* [Problem requirements]: From the listing below, extract every line in which the word "User" appears.

-=-=-=-=-

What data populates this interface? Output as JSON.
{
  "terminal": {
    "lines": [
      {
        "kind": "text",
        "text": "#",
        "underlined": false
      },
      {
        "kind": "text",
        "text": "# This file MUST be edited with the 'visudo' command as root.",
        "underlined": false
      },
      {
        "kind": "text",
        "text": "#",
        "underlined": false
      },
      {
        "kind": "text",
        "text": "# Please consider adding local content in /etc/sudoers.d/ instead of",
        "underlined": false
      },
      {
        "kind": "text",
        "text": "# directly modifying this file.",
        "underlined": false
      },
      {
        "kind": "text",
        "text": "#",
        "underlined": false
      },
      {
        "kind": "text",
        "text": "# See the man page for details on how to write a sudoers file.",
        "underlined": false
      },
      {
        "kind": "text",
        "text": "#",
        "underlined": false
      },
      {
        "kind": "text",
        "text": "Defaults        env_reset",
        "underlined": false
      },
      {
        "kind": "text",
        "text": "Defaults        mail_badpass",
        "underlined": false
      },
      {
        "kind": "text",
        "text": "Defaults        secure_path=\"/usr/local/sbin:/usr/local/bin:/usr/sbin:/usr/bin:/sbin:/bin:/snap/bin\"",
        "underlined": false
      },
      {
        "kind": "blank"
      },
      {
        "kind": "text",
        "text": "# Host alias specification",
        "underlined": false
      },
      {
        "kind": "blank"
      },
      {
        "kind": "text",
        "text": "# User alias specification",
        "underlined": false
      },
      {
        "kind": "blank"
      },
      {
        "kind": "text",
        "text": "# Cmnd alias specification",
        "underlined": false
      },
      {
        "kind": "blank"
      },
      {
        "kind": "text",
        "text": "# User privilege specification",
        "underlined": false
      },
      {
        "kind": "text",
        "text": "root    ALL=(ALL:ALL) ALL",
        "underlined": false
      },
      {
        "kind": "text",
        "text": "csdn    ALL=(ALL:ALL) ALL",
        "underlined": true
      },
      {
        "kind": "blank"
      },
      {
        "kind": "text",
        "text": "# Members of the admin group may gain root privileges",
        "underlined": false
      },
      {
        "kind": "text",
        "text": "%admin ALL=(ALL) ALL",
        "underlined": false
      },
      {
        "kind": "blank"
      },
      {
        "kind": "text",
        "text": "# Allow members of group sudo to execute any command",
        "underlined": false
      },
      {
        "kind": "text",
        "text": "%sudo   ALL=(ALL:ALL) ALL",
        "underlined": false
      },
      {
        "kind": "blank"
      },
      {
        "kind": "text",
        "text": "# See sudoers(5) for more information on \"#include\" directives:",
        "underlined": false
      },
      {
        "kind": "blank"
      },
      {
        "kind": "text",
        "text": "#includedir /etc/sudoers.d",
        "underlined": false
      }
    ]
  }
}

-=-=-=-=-

* [Task answer]:
        "text": "# User alias specification",
        "text": "# User privilege specification",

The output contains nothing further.